" He's got heartache and grief and loneliness, and if I can't survive him, he sure as hell can't survive him." Clay is the typical badboy superstar, a boy of humble origin and raised by his father, brings a great pain in the chest that leads him to always get involved in trouble and confusion. The problem is that his record company is tired of putting out his fire and drowning his fights and now demands that he bring famous daughter'of Cora and Robbie, Annie Mathers, to his tour. Annie Mathers was raised by her grandmother after her parents passed away and despite loving a lot music and having a beautiful voice, she does not want to a life on stage. But Clay convinces her and this approach will bring many memories to Annie's mind about her parents' background. Annie with her golden voice and her sweetness conquers in each city of the tour a legion of fans and her presence and her posture on stage begin to mess a little more, as if this is possible, the famous superstar's mind. Clay makes a point of treating the girl with indifference and distance even realizing that he is enchanted by her every song sung because his demons are stronger than him and the reader is left to hope that both Annie and Clay do not succumb with them. I really enjoyed Annie, her band and Fitz, since Clay did not appeal to me very much and his rudeness annoyed me most of the book, but I found it interesting how the writer led the story. The cover does not attract to the book and does not pass the right message of it either, which for me is more a strong drama than for a story as lightly as this model seems.

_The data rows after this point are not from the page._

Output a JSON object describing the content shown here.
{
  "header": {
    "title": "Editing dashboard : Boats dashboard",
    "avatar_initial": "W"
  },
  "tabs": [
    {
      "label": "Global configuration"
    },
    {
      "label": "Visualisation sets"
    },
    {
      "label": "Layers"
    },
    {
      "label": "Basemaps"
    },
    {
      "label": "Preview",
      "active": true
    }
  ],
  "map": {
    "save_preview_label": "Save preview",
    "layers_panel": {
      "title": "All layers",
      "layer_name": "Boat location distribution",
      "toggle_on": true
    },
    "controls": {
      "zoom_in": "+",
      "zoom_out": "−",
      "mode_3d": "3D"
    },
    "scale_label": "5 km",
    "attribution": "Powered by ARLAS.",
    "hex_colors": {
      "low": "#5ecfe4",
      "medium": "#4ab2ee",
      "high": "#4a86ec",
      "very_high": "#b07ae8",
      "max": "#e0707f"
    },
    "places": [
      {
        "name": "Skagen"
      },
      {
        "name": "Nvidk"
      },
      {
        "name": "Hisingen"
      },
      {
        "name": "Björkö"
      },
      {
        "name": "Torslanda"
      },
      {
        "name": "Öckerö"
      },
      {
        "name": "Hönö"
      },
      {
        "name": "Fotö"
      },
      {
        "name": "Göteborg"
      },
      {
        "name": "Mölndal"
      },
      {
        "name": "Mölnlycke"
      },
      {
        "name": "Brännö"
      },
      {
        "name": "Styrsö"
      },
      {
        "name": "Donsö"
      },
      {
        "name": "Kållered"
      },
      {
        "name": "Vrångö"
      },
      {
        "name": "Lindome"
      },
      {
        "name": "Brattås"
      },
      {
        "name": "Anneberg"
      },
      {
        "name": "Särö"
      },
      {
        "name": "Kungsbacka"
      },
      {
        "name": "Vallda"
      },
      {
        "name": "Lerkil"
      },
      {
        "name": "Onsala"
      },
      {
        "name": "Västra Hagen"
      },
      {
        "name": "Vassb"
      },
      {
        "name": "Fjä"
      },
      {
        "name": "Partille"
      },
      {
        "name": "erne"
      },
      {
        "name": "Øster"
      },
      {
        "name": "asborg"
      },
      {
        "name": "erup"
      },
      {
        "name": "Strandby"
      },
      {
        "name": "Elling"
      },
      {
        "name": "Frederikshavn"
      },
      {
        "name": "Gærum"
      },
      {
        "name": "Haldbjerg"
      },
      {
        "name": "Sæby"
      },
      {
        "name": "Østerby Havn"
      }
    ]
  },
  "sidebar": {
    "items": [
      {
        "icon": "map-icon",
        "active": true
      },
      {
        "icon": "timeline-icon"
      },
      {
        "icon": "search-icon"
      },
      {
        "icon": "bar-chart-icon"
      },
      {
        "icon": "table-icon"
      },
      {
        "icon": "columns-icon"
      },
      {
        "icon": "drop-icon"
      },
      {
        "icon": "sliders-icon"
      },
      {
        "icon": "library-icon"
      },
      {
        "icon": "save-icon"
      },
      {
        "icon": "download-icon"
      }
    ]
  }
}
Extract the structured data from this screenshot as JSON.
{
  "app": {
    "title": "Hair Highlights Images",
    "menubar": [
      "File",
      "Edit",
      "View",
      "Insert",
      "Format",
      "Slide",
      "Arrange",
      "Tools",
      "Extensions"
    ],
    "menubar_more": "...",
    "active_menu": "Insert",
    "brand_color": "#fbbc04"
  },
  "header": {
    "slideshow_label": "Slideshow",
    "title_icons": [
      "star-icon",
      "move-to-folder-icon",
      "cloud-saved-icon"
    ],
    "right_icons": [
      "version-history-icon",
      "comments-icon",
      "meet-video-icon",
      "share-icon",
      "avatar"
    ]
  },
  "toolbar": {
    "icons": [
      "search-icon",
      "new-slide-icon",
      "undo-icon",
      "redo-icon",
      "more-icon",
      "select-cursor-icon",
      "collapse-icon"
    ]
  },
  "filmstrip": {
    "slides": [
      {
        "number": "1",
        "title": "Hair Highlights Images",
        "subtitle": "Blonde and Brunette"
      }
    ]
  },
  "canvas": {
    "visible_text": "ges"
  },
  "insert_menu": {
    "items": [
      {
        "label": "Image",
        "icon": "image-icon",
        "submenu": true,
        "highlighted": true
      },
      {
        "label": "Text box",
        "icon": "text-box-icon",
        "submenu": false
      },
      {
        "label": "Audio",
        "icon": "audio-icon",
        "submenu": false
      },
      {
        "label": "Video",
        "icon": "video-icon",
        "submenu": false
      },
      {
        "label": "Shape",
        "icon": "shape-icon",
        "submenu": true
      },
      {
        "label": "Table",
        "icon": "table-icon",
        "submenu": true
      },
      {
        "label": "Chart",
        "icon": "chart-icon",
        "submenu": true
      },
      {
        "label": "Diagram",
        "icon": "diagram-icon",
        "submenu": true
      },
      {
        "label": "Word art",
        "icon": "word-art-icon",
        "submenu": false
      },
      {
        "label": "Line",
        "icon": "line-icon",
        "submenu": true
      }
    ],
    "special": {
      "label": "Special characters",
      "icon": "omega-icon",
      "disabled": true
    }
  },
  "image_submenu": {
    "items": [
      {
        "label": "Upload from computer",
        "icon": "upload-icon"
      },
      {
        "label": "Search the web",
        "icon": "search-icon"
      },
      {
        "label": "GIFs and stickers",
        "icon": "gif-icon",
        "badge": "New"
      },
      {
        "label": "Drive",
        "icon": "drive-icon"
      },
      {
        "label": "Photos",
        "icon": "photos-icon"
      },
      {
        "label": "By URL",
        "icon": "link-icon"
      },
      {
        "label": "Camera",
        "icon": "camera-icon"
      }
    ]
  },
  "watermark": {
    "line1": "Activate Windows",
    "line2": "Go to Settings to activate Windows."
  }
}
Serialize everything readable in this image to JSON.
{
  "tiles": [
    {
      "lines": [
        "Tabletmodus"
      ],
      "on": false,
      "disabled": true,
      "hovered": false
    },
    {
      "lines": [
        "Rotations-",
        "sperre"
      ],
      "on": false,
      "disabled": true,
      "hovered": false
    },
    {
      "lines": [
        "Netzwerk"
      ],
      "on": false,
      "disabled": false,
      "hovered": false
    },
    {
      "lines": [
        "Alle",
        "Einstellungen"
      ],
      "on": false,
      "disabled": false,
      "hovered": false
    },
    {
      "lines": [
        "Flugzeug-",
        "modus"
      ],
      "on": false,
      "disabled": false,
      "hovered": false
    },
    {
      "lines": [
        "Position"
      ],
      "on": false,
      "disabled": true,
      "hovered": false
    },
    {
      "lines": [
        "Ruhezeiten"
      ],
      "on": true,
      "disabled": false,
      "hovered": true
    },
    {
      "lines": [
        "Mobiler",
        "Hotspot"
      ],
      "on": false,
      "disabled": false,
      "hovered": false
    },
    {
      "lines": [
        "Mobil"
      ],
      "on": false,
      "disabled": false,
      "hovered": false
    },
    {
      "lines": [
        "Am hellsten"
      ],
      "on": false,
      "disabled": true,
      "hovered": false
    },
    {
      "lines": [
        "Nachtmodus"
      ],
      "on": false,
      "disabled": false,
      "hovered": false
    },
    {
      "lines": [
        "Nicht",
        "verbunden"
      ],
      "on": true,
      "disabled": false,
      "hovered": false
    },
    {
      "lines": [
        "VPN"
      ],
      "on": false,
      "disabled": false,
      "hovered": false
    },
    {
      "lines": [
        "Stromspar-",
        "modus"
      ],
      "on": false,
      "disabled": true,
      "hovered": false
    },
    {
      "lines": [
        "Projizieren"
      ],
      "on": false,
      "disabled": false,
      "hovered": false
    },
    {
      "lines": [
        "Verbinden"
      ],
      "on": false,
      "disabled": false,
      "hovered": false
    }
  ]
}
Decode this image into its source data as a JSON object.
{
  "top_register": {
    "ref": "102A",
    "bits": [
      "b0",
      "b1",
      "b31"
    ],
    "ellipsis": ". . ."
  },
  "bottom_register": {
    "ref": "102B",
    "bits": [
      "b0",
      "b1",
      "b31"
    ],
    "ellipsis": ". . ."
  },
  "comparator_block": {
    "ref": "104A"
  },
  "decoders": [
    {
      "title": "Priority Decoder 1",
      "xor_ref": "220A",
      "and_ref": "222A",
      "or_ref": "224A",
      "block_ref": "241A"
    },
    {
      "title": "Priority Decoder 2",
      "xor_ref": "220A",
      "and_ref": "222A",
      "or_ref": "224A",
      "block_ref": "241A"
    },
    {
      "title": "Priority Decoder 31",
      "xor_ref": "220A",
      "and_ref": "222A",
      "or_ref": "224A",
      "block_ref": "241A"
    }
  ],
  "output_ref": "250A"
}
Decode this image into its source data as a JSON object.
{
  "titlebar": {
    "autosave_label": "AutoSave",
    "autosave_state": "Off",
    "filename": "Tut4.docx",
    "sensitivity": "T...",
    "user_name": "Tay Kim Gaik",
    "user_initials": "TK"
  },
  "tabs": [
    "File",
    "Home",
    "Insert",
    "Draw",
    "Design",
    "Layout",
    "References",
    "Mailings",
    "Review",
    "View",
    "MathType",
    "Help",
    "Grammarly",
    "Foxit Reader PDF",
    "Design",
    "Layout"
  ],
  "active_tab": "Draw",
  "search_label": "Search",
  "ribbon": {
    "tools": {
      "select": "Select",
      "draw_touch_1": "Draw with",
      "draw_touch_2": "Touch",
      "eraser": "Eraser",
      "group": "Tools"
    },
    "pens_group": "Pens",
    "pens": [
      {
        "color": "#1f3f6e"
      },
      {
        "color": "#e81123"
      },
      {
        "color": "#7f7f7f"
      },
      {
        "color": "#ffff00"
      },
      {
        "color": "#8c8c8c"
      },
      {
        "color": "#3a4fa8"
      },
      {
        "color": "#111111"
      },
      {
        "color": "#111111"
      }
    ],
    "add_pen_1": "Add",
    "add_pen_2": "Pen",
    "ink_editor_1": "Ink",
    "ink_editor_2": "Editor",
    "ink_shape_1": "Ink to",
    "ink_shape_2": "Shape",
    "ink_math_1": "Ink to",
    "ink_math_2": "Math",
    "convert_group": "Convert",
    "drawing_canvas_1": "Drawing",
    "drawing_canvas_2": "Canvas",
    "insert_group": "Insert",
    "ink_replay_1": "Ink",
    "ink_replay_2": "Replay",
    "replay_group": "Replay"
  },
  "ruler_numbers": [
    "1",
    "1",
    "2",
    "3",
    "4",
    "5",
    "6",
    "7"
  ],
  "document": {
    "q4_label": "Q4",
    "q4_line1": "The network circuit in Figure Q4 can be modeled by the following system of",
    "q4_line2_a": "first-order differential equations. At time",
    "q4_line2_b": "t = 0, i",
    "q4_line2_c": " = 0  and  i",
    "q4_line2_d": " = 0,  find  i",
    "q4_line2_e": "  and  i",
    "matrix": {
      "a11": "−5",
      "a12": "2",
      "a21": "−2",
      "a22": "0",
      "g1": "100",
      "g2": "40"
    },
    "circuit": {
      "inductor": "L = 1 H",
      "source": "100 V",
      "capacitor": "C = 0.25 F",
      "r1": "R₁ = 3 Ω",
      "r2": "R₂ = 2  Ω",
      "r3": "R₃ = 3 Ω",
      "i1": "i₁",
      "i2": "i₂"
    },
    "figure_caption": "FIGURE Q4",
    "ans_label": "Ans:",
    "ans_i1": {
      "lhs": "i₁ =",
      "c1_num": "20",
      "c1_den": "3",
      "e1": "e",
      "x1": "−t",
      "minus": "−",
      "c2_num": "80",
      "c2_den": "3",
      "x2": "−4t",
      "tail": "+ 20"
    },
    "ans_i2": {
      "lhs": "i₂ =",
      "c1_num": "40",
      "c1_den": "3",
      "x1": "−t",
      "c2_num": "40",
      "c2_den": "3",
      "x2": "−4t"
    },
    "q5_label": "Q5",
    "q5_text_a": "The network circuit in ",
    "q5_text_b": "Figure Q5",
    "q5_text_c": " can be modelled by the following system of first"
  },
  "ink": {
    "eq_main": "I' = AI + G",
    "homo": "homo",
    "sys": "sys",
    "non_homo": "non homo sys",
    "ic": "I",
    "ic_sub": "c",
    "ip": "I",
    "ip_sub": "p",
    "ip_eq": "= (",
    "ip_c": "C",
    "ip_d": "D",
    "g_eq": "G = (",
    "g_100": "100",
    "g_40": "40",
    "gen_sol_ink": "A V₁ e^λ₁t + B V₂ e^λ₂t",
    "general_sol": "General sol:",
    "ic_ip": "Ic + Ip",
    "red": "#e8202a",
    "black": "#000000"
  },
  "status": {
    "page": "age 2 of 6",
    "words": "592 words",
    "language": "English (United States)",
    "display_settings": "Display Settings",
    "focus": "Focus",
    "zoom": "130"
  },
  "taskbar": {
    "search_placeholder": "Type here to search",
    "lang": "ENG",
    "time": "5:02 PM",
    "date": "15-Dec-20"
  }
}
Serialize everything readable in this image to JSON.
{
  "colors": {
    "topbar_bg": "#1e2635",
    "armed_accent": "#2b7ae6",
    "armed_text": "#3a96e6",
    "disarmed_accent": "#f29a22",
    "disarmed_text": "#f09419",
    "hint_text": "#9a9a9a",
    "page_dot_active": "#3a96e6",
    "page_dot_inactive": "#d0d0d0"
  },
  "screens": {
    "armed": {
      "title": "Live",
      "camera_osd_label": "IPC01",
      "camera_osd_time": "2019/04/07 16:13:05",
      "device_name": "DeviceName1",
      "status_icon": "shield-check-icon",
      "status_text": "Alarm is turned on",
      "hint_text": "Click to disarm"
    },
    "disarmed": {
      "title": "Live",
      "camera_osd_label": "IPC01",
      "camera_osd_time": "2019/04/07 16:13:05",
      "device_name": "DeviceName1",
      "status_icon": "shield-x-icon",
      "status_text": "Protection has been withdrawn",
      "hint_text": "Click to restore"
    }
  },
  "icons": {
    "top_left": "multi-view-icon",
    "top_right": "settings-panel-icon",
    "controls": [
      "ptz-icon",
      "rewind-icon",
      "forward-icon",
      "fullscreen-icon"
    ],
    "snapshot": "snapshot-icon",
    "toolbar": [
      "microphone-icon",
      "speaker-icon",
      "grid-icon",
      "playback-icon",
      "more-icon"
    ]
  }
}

I loved the synopsis of this one and had heard from a few friends that it was great. Sadly, it was not the cute and fluffy contemp I was expecting. I liked Annie and Clay well enough. They’re both stronger and more resilient than they think. There were qualifiers constantly used for the secondary characters and with a pretty small group, it felt unnecessary and clunky and no one really stood out. Plot wise, I was bored. The shows were repetitive and I skipped over all of the song lyrics. I did like the mention of older country stars and their songs. There’s a lot of amazing music in the world and I feel like some of it could be forgotten. Overall, Annie and Clay had a lot of potential, but I didn’t see the spark I was looking for. I couldn’t connect to them and that had me not caring about their story. FYI: talk of suicide, drug overdose, alcoholism, and religion **Huge thanks to Wednesday Books for providing the arc free of charge**